6 June 2002
Throughout history, women have been portrayed as the weaker sex. As a result of these unfair social assumptions, women have been working hard to dissociate themselves from this stereotype and become more independent with their lives. Many prominent writers have addressed this matter in their stories. John Steinbeck's "The Chrysanthemums" is one of those famous stories that deal with the feminist issue. The story describes Elisa Allen's frustration with her marriage, her sense of isolation from the world and her hidden desires to express herself as a woman, to explore her sexuality and live a more passionate life.
The setting plays a significant role in the story. It reinforces Elisa's feelings of isolation from the world. The tale is set in the beautiful valley of Salinas, California, but with all its beauty, this location takes on the role of some sort of prison in which one could feel trapped.
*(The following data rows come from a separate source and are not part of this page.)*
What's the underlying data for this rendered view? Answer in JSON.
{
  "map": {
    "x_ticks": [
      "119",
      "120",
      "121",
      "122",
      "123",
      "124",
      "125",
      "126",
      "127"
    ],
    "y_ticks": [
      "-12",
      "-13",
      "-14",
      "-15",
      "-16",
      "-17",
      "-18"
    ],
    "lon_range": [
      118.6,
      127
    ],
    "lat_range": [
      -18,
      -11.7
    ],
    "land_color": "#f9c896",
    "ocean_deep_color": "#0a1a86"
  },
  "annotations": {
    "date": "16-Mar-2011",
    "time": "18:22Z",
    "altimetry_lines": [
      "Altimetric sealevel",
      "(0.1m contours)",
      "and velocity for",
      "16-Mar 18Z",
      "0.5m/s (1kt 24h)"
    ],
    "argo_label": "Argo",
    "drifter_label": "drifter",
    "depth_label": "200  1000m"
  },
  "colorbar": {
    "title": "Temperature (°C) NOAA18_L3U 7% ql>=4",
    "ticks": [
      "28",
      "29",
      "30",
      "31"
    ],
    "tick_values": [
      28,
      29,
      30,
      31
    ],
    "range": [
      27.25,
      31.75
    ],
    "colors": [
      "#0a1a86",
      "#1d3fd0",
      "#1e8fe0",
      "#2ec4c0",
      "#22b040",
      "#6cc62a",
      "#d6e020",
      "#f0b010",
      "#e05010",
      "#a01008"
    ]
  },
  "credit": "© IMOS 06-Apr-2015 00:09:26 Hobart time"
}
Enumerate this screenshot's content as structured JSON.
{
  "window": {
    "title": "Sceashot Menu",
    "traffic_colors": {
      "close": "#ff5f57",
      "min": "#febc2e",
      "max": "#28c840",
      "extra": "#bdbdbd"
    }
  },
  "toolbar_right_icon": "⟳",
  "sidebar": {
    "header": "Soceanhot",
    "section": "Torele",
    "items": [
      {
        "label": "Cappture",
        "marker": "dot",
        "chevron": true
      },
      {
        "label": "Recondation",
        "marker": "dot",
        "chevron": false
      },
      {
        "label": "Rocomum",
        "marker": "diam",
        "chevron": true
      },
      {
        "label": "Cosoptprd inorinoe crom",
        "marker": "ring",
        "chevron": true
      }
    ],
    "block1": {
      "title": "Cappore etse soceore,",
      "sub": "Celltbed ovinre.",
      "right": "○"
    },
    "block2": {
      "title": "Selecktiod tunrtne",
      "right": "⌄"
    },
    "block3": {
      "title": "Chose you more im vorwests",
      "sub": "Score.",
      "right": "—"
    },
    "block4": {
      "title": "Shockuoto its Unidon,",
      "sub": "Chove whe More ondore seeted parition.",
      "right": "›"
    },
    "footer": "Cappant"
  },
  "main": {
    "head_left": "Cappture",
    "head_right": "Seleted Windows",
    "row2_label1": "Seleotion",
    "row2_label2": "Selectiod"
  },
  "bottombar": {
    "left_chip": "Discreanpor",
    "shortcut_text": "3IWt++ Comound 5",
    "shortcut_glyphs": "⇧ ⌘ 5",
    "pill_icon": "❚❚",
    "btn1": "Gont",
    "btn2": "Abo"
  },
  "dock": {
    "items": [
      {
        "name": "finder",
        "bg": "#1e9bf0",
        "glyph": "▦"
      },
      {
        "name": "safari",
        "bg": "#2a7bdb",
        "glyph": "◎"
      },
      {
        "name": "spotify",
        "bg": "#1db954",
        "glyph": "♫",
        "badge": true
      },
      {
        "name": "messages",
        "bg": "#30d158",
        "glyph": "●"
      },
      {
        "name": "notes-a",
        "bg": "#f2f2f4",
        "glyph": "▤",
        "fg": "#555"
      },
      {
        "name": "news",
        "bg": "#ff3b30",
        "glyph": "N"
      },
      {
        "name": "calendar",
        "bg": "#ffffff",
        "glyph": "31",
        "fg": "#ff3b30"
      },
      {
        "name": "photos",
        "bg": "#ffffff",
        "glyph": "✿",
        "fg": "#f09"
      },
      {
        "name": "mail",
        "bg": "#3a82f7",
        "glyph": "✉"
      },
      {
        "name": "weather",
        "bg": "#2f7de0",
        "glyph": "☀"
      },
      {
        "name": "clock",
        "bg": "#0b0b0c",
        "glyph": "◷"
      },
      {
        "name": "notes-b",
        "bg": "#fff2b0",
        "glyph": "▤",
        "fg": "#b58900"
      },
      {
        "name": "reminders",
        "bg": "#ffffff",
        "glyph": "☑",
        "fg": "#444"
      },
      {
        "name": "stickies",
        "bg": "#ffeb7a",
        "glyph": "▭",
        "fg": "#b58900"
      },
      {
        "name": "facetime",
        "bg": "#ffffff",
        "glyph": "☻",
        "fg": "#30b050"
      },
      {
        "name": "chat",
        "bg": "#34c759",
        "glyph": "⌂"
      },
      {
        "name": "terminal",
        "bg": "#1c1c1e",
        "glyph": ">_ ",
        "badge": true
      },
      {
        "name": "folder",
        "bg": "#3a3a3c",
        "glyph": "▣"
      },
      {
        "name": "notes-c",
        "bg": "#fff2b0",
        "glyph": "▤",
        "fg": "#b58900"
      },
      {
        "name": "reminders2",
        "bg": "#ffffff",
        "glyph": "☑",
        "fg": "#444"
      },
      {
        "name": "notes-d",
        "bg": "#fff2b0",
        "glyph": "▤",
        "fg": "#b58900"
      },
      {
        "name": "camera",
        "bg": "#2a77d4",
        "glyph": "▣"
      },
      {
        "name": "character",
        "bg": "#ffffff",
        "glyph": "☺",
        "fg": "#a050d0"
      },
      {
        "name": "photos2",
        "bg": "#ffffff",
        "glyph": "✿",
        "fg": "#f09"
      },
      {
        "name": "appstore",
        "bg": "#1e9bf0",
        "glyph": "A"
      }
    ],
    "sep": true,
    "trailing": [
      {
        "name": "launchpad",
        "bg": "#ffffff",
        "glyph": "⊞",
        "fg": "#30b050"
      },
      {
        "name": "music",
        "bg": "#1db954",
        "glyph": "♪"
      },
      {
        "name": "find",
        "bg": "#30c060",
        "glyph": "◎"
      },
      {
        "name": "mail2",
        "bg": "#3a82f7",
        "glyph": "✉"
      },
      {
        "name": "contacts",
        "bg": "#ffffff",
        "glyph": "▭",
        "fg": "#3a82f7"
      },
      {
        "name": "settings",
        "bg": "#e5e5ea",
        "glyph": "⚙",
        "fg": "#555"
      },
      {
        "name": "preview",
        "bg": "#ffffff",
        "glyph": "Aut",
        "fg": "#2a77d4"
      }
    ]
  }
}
"The high grey-flannel fog of winter closed off the Salinas Valley from the sky and from all the rest of the world. On every side it sat like a lid on the mountains and made of the great valley a closed pot" (378). We can appreciate how this atmosphere could have a negative effect on a person. Another part of the setting that plays an equally important roll is the fence that surrounds Elisa's garden from her husband and the rest of the world. "[Henry] leaned over the wire fence that protected her flower garden from cattle and dogs and chickens" (379). These animals represent Henry's world while the garden represents hers. Henry always approaches the fence calmly and carefully never wanting to disrupt his wife's universe. On the other hand, when the tinker makes a visit, he...